### BRIEF
Please show each line of the listing where "prefix" is present.

### SOURCE MATERIAL
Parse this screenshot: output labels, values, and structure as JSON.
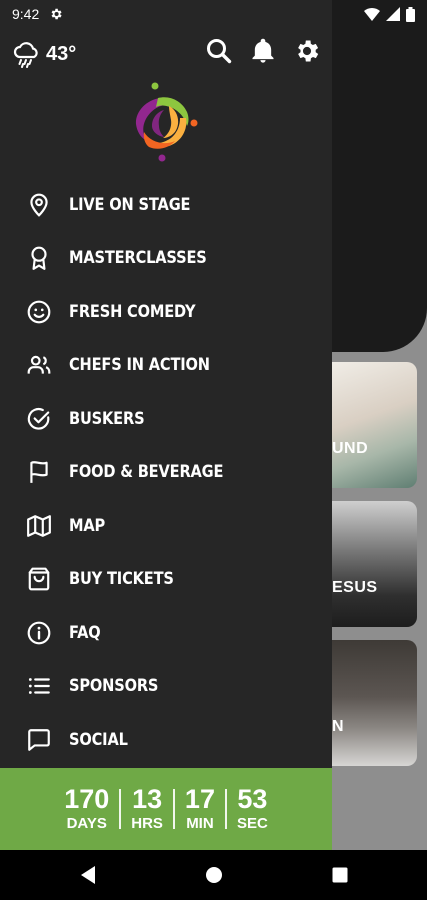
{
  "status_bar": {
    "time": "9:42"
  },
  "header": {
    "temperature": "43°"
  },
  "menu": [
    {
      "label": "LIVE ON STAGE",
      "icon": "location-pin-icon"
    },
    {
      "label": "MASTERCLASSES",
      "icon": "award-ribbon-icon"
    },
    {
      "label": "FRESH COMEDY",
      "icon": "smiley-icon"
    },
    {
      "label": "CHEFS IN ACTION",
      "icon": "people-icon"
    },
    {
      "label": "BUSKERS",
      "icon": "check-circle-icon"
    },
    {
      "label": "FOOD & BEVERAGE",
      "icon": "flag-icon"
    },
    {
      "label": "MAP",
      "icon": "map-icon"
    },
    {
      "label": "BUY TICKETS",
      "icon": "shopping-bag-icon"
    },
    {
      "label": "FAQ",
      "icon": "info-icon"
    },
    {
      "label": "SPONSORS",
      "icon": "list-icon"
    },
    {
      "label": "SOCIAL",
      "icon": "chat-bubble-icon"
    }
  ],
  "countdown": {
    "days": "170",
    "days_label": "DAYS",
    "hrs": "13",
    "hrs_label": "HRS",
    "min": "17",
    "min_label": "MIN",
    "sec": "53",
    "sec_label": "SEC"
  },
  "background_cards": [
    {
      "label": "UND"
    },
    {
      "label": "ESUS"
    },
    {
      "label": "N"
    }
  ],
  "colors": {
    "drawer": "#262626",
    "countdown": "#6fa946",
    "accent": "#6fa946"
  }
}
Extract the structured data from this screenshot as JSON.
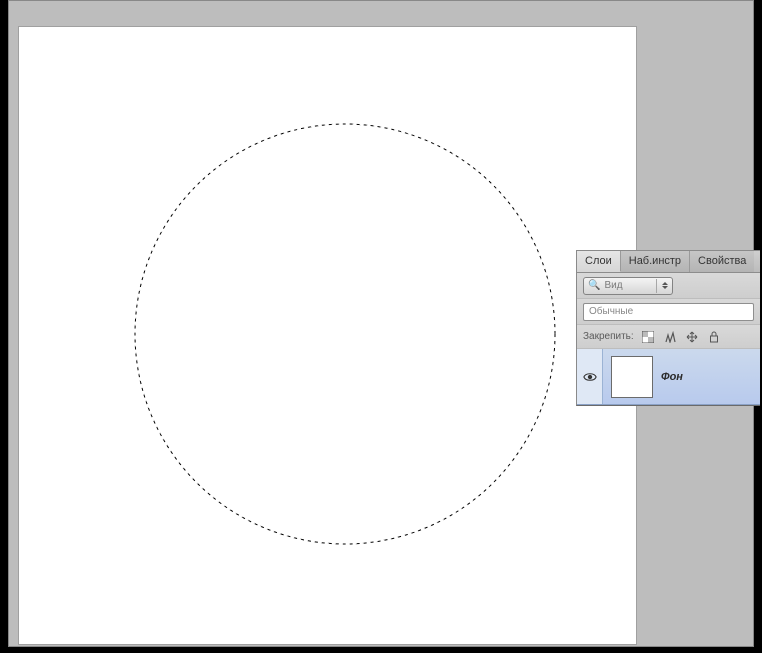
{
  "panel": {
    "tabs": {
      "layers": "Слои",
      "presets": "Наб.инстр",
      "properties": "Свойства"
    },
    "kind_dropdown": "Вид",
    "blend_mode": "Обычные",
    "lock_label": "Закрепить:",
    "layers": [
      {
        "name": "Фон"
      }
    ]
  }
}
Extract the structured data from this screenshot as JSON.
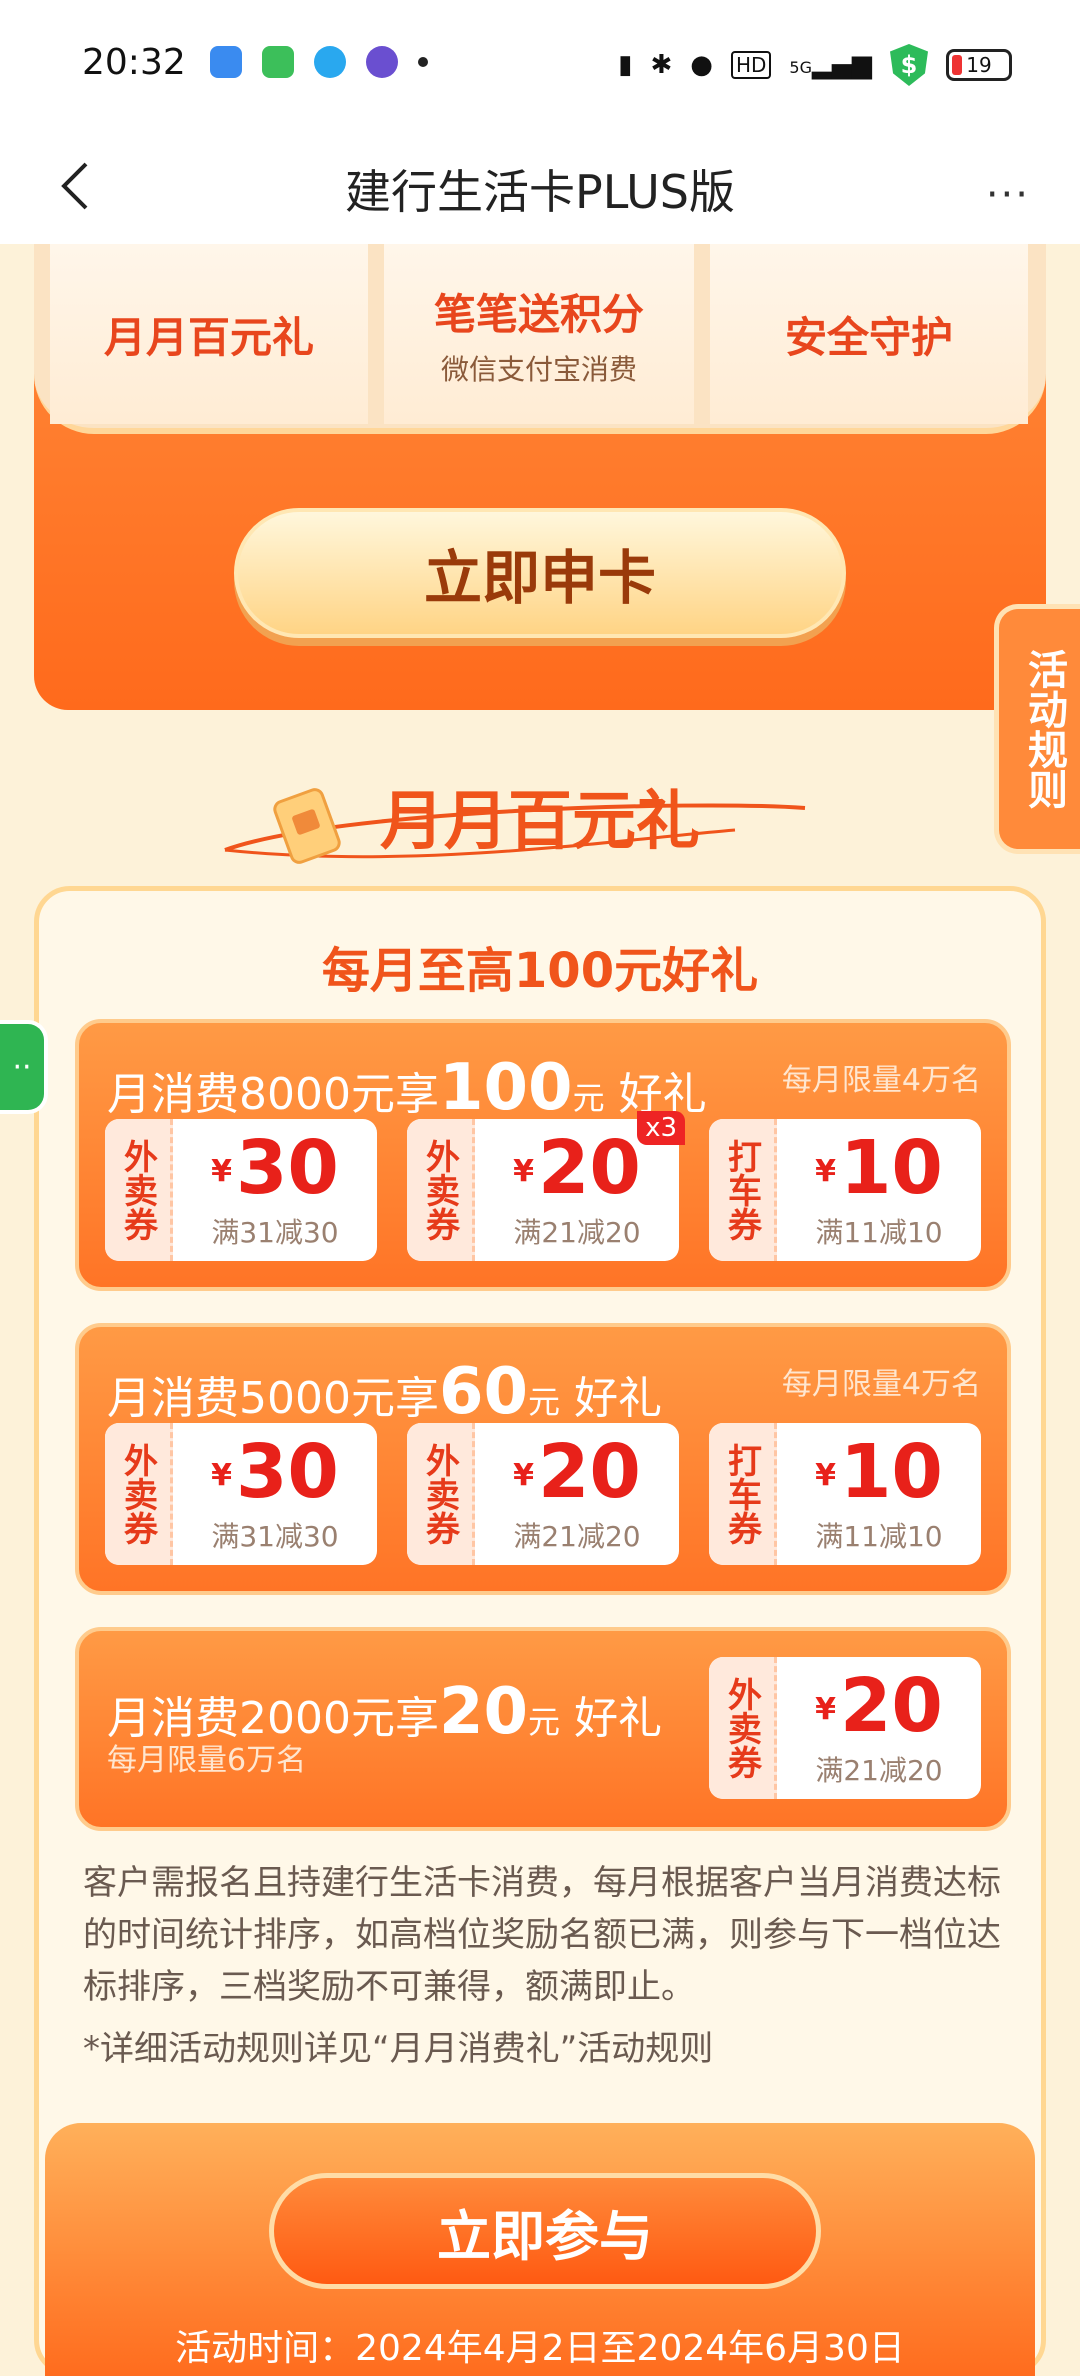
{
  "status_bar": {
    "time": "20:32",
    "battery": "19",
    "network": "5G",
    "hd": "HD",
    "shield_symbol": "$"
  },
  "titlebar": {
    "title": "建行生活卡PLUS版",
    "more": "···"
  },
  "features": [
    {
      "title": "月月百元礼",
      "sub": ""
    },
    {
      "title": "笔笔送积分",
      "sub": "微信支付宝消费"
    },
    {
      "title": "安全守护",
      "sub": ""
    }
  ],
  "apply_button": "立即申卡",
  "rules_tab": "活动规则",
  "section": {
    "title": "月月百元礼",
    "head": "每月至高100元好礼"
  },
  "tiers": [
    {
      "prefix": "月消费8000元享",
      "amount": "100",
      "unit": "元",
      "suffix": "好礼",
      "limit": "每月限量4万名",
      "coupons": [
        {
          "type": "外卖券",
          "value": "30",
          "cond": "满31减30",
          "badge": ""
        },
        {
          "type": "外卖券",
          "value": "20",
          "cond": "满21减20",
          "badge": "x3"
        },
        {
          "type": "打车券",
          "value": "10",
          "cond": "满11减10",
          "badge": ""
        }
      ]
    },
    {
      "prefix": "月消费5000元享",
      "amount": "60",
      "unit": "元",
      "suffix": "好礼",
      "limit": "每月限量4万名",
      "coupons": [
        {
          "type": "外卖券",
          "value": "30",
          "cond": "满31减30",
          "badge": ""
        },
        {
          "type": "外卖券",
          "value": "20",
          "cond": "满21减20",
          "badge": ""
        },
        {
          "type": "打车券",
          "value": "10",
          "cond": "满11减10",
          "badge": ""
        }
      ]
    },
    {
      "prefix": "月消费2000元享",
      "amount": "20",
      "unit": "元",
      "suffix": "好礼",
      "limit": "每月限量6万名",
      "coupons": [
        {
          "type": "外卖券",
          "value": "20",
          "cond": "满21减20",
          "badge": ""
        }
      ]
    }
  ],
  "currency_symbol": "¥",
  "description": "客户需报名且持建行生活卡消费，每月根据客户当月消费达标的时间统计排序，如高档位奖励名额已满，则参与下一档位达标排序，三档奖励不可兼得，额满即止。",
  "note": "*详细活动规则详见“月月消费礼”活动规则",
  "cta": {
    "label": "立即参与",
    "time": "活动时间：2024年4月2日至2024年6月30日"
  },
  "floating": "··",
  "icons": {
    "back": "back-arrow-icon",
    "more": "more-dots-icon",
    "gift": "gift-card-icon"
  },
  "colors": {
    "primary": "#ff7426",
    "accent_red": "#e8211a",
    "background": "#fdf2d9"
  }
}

### ANSWER TO THE PROBLEM
      "prefix": "月消费8000元享",
      "prefix": "月消费5000元享",
      "prefix": "月消费2000元享",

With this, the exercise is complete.